Court agrees that adult bookstore must close

Howard business said 1997 law violated its right to free speech

April 25, 2001|By Alec MacGillis and Lisa Goldberg | Alec MacGillis and Lisa Goldberg,SUN STAFF

The state Court of Special Appeals upheld yesterday a lower court ruling requiring that an Ellicott City adult bookstore be shut down under a 1997 Howard County law that sharply limits sexually oriented businesses.

The appeals court rejected arguments by the store, the Pack Shack on U.S. 40, that the county law violated its First Amendment rights.

The law, which bars adult businesses from most parts of the county, left the store with a dozen places in the county it could move to and therefore did not violate its free-speech rights, the court ruled, upholding a ruling in May by Circuit Judge James B. Dudley.

"The fact that the sites are commercially undesirable is not determinative," the court found. "We hold that the alternative sites are adequate."

Despite the ruling in the county's favor, it remains to be seen whether the Pack Shack will be forced to close. When the store appealed Dudley's ruling last year, county lawyers returned to Dudley in July asking him to find the store in contempt for staying open, in violation of his ruling.

At the July hearing, the Pack Shack argued that it was no longer primarily an adult book or video store, said Deputy County Solicitor Paul T. Johnson. Pack Shack officials said they were no longer showing adult videos in individual viewing booths and had brought in paperback books, greeting cards and other items, he said.

Noting the store's supposed change in focus, Dudley ruled against the county, Johnson said. The county has appealed that decision, and arguments are scheduled to ebe heard May 2 before the Court of Special Appeals.

The 1997 law confines adult businesses to business zones and requires them to be at least 500 feet from residential communities, churches, day care centers, libraries, parks and schools, and at least 2,500 feet from any other sexually oriented store. The Pack Shack is about 165 feet from the Normandy Woods apartment complex.

Last year, the store hired a private detective who found adult material for sale at many stores around the county not considered adult businesses, including several at The Mall in Columbia. In its appeal, the store argued that the law was intended mainly to shut it down. Only one other store, in North Laurel, is being challenged under the law.

A third store, Adult Video in Books in Elkridge, is appealing a ruling by Dudley, unrelated to the new law, that it is in the wrong zoning district.

In its appeal, the Pack Shack also argued that the county had failed to justify the new law. The appeals court rejected that contention, saying it was enough for the county to rely on studies in other jurisdictions showing the side effects of adult businesses, such as lowered property values and higher crime.

The appeals court also rejected the Pack Shack's claim that it would be all but impossible to find a permitted location in the county.
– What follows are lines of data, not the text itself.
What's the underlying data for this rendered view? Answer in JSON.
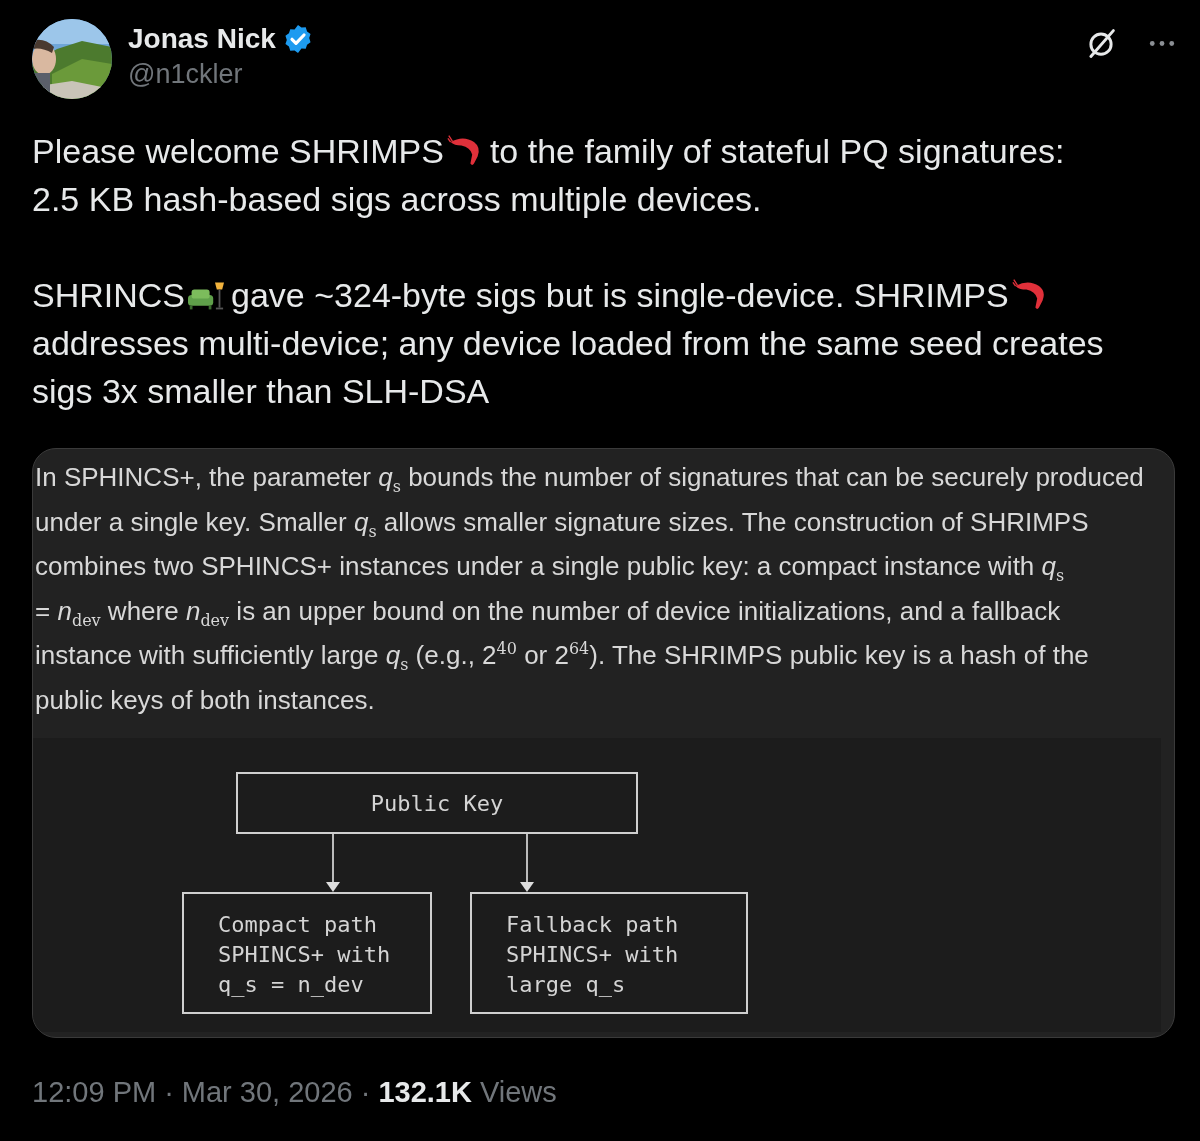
{
  "author": {
    "name": "Jonas Nick",
    "verified": true,
    "handle": "@n1ckler"
  },
  "paragraphs": [
    [
      {
        "kind": "text",
        "text": "Please welcome SHRIMPS"
      },
      {
        "kind": "shrimp"
      },
      {
        "kind": "text",
        "text": "to the family of stateful PQ signatures:"
      },
      {
        "kind": "break"
      },
      {
        "kind": "text",
        "text": "2.5 KB hash-based sigs across multiple devices."
      }
    ],
    [
      {
        "kind": "text",
        "text": "SHRINCS"
      },
      {
        "kind": "couch"
      },
      {
        "kind": "text",
        "text": "gave ~324-byte sigs but is single-device. SHRIMPS"
      },
      {
        "kind": "shrimp"
      },
      {
        "kind": "break"
      },
      {
        "kind": "text",
        "text": "addresses multi-device; any device loaded from the same seed creates"
      },
      {
        "kind": "break"
      },
      {
        "kind": "text",
        "text": "sigs 3x smaller than SLH-DSA"
      }
    ]
  ],
  "image": {
    "lines": [
      "In SPHINCS+, the parameter *q*$_{s}$ bounds the number of signatures that can be securely produced",
      "under a single key. Smaller *q*$_{s}$ allows smaller signature sizes. The construction of SHRIMPS",
      "combines two SPHINCS+ instances under a single public key: a compact instance with *q*$_{s}$",
      "= *n*$_{dev}$ where *n*$_{dev}$ is an upper bound on the number of device initializations, and a fallback",
      "instance with sufficiently large *q*$_{s}$ (e.g., 2$^{40}$ or 2$^{64}$). The SHRIMPS public key is a hash of the",
      "public keys of both instances."
    ],
    "diagram": {
      "root": "Public Key",
      "children": [
        [
          "Compact path",
          "SPHINCS+ with",
          "q_s = n_dev"
        ],
        [
          "Fallback path",
          "SPHINCS+ with",
          "large q_s"
        ]
      ]
    }
  },
  "footer": {
    "separator": "·",
    "time": "12:09 PM",
    "date": "Mar 30, 2026",
    "views_count": "132.1K",
    "views_label": "Views"
  }
}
Quoting one of its previous rulings, the court said that "so long as the protected materials continue to be fully available and public access to them is not substantially impaired," restrictions are constitutional.

The Pack Shack's lawyer, Howard J. Schulman, could not be reached for comment last night.
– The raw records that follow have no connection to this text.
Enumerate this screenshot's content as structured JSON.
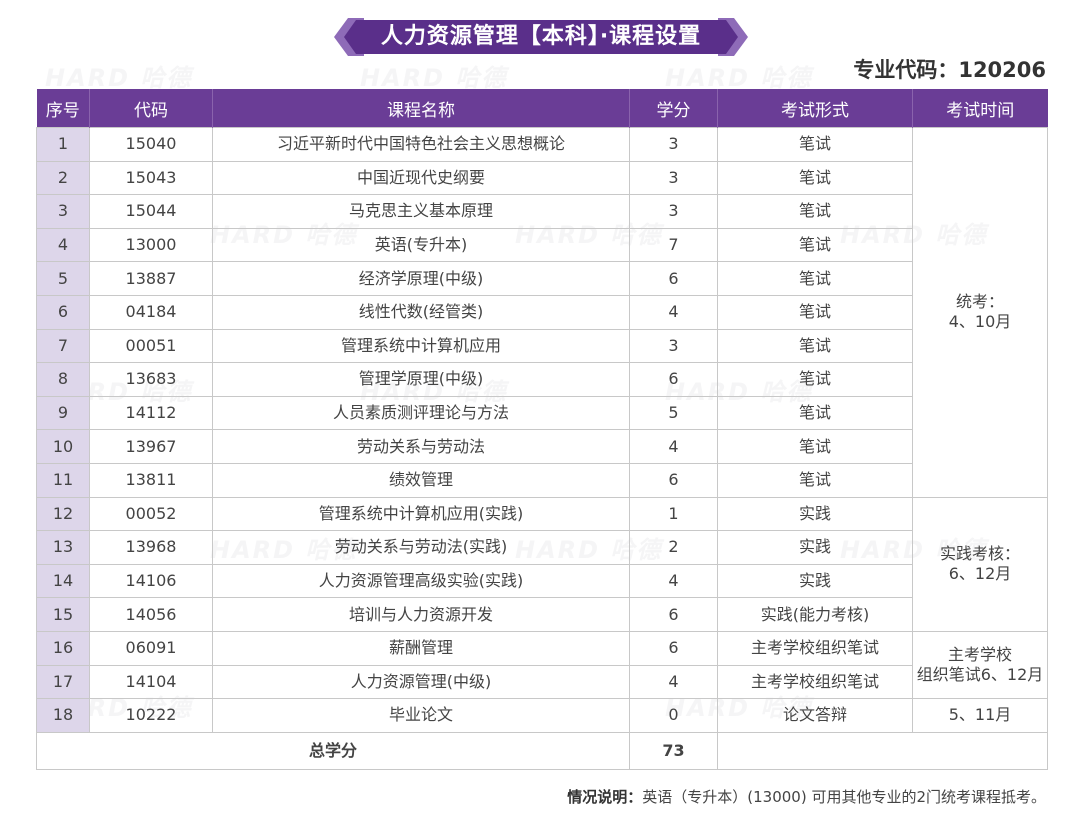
{
  "header": {
    "title": "人力资源管理【本科】·课程设置",
    "major_code_label": "专业代码：",
    "major_code": "120206"
  },
  "watermark": "HARD 哈德",
  "table": {
    "columns": [
      "序号",
      "代码",
      "课程名称",
      "学分",
      "考试形式",
      "考试时间"
    ],
    "rows": [
      {
        "no": "1",
        "code": "15040",
        "name": "习近平新时代中国特色社会主义思想概论",
        "credit": "3",
        "form": "笔试"
      },
      {
        "no": "2",
        "code": "15043",
        "name": "中国近现代史纲要",
        "credit": "3",
        "form": "笔试"
      },
      {
        "no": "3",
        "code": "15044",
        "name": "马克思主义基本原理",
        "credit": "3",
        "form": "笔试"
      },
      {
        "no": "4",
        "code": "13000",
        "name": "英语(专升本)",
        "credit": "7",
        "form": "笔试"
      },
      {
        "no": "5",
        "code": "13887",
        "name": "经济学原理(中级)",
        "credit": "6",
        "form": "笔试"
      },
      {
        "no": "6",
        "code": "04184",
        "name": "线性代数(经管类)",
        "credit": "4",
        "form": "笔试"
      },
      {
        "no": "7",
        "code": "00051",
        "name": "管理系统中计算机应用",
        "credit": "3",
        "form": "笔试"
      },
      {
        "no": "8",
        "code": "13683",
        "name": "管理学原理(中级)",
        "credit": "6",
        "form": "笔试"
      },
      {
        "no": "9",
        "code": "14112",
        "name": "人员素质测评理论与方法",
        "credit": "5",
        "form": "笔试"
      },
      {
        "no": "10",
        "code": "13967",
        "name": "劳动关系与劳动法",
        "credit": "4",
        "form": "笔试"
      },
      {
        "no": "11",
        "code": "13811",
        "name": "绩效管理",
        "credit": "6",
        "form": "笔试"
      },
      {
        "no": "12",
        "code": "00052",
        "name": "管理系统中计算机应用(实践)",
        "credit": "1",
        "form": "实践"
      },
      {
        "no": "13",
        "code": "13968",
        "name": "劳动关系与劳动法(实践)",
        "credit": "2",
        "form": "实践"
      },
      {
        "no": "14",
        "code": "14106",
        "name": "人力资源管理高级实验(实践)",
        "credit": "4",
        "form": "实践"
      },
      {
        "no": "15",
        "code": "14056",
        "name": "培训与人力资源开发",
        "credit": "6",
        "form": "实践(能力考核)"
      },
      {
        "no": "16",
        "code": "06091",
        "name": "薪酬管理",
        "credit": "6",
        "form": "主考学校组织笔试"
      },
      {
        "no": "17",
        "code": "14104",
        "name": "人力资源管理(中级)",
        "credit": "4",
        "form": "主考学校组织笔试"
      },
      {
        "no": "18",
        "code": "10222",
        "name": "毕业论文",
        "credit": "0",
        "form": "论文答辩"
      }
    ],
    "schedule": [
      {
        "line1": "统考：",
        "line2": "4、10月"
      },
      {
        "line1": "实践考核：",
        "line2": "6、12月"
      },
      {
        "line1": "主考学校",
        "line2": "组织笔试6、12月"
      },
      {
        "line1": "5、11月",
        "line2": ""
      }
    ],
    "total_label": "总学分",
    "total_credits": "73"
  },
  "note": {
    "label": "情况说明：",
    "text": "英语（专升本）(13000) 可用其他专业的2门统考课程抵考。"
  },
  "colors": {
    "header_purple": "#6a3d96",
    "index_cell_bg": "#ddd6ea",
    "banner_dark": "#4b2a78"
  }
}
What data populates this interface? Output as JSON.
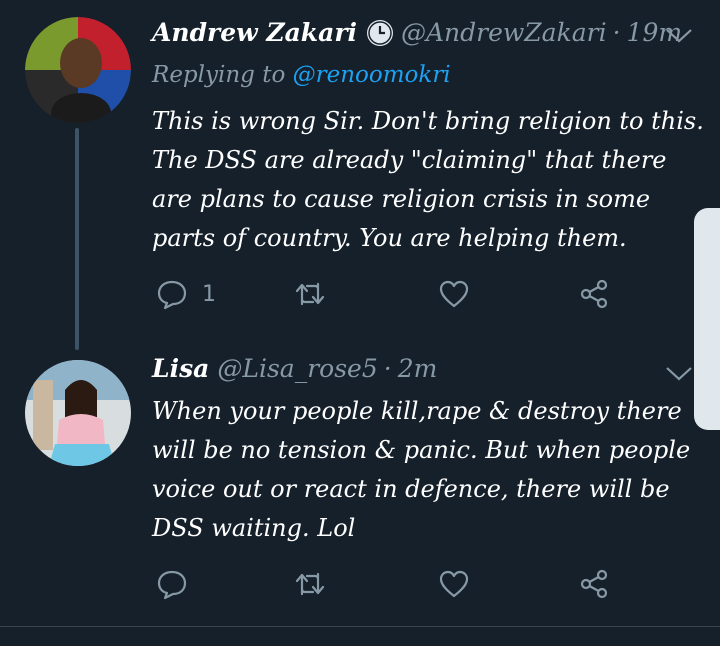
{
  "tweets": [
    {
      "name": "Andrew Zakari",
      "handle": "@AndrewZakari",
      "time": "19m",
      "replying_to_label": "Replying to",
      "replying_to": "@renoomokri",
      "text": "This is wrong Sir. Don't bring religion to this. The DSS are already \"claiming\" that there are plans to cause religion crisis in some parts of country. You are helping them.",
      "reply_count": "1",
      "avatar_colors": [
        "#c3202e",
        "#7a9a2e",
        "#1f4fa8",
        "#2a2a2a"
      ]
    },
    {
      "name": "Lisa",
      "handle": "@Lisa_rose5",
      "time": "2m",
      "text": "When your people kill,rape & destroy there will be no tension & panic. But when people voice out or react in defence, there will be DSS waiting. Lol",
      "reply_count": ""
    }
  ],
  "separator": "·",
  "icons": {
    "clock": "clock-icon",
    "chevron": "chevron-down-icon",
    "reply": "reply-icon",
    "retweet": "retweet-icon",
    "like": "heart-icon",
    "share": "share-icon"
  },
  "colors": {
    "background": "#15202b",
    "secondary_text": "#8899a6",
    "link": "#1da1f2"
  }
}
Baltimore Sun Articles
|
|
|
Please note the green-lined linked article text has been applied commercially without any involvement from our newsroom editors, reporters or any other editorial staff.